Davis’ passion and ability to foster connections across UAB did not go unnoticed. Jeffrey Kerby, M.D., Ph.D., now the director of the UAB Division of Trauma and Acute Care Surgery, first connected with Davis in the 1990s, when he was a surgical resident and Davis was a young nurse. “Dale is someone who, when he walked in the room, you knew you had a trusted partner who could take care of things,” Dr. Kerby said.
After completing his residency at UAB, Dr. Kerby served in the United States Air Force as an active-duty surgeon. He returned to UAB in 2003, and Dr. Kerby soon was presented with a unique opportunity for UAB to partner with the Air Force. Pararescue jumpers (also known as PJs) and special operations medics who previously were in New Orleans after Hurricane Katrina suddenly needed a new location to train. UAB Medicine, as a high-volume Level I Trauma Center, could be the perfect fit. The vision was to fully integrate the PJs and medics into the trauma teams, giving them ample hands-on opportunities to keep their medical skills sharp between deployments.
So, in 2006, Davis – with his many years of experience and hard-earned trust and respect among colleagues – once again was tasked with bringing something new to UAB Medicine. Because the request came from Dr. Kerby, Davis immediately responded “yes”, which was quickly followed by, “What’s a PJ?” He jokes that he didn’t know anything about the military before stepping into this role.
Davis handled everything in those early days. He connected with managers and nurses, explaining the program and what the PJs and medics would be doing in the hospital. He communicated with Air Force personnel all over the world and at all times of the day and night, picked them up from the airport, and set up their apartments. He scheduled their rotations, ensuring that they had a well-rounded clinical experience during their two weeks at UAB, including time in the Emergency Department, ICU, and operating room.
Because of the immersive experience at UAB, the program’s reputation grew, and word of it spread quickly. The program has tripled in size from the early days, and today it welcomes 150 PJs and medics to UAB every year, with plans to expand to 300 annually in the near future. The longstanding military-civilian relationship was formalized in 2020 with the launch of the Special Operations Center for Medical Integration and Development (SOCMID) at UAB.
“I feel so honored to have been chosen to be at the beginning of something that will continue to grow and is so important to our elite military personnel,” Davis said.
In July 2023, Davis was recognized by the Air Force for his role in the creation and success of the SOCMID. U.S. Air Force Surgeon General and Lt. Gen. Robert Miller visited UAB to learn about SOCMID firsthand, and he presented Davis with a surgeon general coin.
“Dale’s involvement has saved the lives of countless soldiers on the battlefield through developing these training programs,” Dr. Kerby said. “That’s irrefutable.”

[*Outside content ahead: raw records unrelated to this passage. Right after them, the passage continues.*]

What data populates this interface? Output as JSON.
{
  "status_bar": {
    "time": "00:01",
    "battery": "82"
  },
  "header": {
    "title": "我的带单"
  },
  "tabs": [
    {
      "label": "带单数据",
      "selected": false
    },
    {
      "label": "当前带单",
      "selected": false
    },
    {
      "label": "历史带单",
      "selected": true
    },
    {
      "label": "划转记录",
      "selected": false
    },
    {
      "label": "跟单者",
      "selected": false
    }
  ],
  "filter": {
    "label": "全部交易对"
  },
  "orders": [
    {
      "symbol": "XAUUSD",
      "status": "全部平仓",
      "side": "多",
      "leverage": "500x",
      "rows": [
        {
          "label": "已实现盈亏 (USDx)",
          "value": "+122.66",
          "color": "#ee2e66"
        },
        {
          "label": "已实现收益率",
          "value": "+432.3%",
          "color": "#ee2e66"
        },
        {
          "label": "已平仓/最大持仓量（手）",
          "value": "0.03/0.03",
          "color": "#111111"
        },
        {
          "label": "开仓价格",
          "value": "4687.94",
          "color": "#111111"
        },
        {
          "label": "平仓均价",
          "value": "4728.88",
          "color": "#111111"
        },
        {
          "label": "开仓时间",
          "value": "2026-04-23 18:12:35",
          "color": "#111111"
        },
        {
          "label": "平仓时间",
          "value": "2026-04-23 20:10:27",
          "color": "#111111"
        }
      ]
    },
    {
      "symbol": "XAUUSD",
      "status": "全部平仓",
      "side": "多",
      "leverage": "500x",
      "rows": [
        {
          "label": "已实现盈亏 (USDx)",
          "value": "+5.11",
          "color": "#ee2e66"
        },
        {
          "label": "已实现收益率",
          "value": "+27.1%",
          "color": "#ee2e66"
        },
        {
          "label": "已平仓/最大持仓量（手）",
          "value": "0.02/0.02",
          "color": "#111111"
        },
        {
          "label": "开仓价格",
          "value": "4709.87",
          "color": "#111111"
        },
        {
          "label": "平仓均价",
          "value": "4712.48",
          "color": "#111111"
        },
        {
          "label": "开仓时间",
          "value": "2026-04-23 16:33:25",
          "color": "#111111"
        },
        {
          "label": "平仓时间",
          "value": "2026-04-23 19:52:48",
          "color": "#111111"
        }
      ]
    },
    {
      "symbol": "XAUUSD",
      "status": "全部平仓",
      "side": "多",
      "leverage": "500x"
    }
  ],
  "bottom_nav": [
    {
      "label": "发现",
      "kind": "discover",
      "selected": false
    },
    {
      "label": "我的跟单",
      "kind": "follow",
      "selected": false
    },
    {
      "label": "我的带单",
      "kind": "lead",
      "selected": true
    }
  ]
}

Coming full circle
Davis said his return as a nurse in the UAB Emergency Department marks a return to something he’s always had a heart for. He is working a flexible schedule, helping out as the Emergency Department expands, and eventually he will help train younger nurses – after he gets retrained himself. Davis acknowledges that he faces a challenge and has much to learn and refresh himself on, as he hasn’t worked at the bedside in 15 years.
“You’re never too old to learn, and I’m a great example of that,” Davis said. “I hope I’m accepted by these newer nurses and that they teach me the things they know.”
Davis said he hopes to make it to 30 years of service at UAB Medicine and beyond.
“We have some of the best surgeons and nurses in the world here at UAB,” Davis said. “It doesn’t get any better than right here. And that’s an honor that I will always carry, to be able to say that I worked at UAB.”
Written by Allie Hulcher, UAB Heersink School of Medicine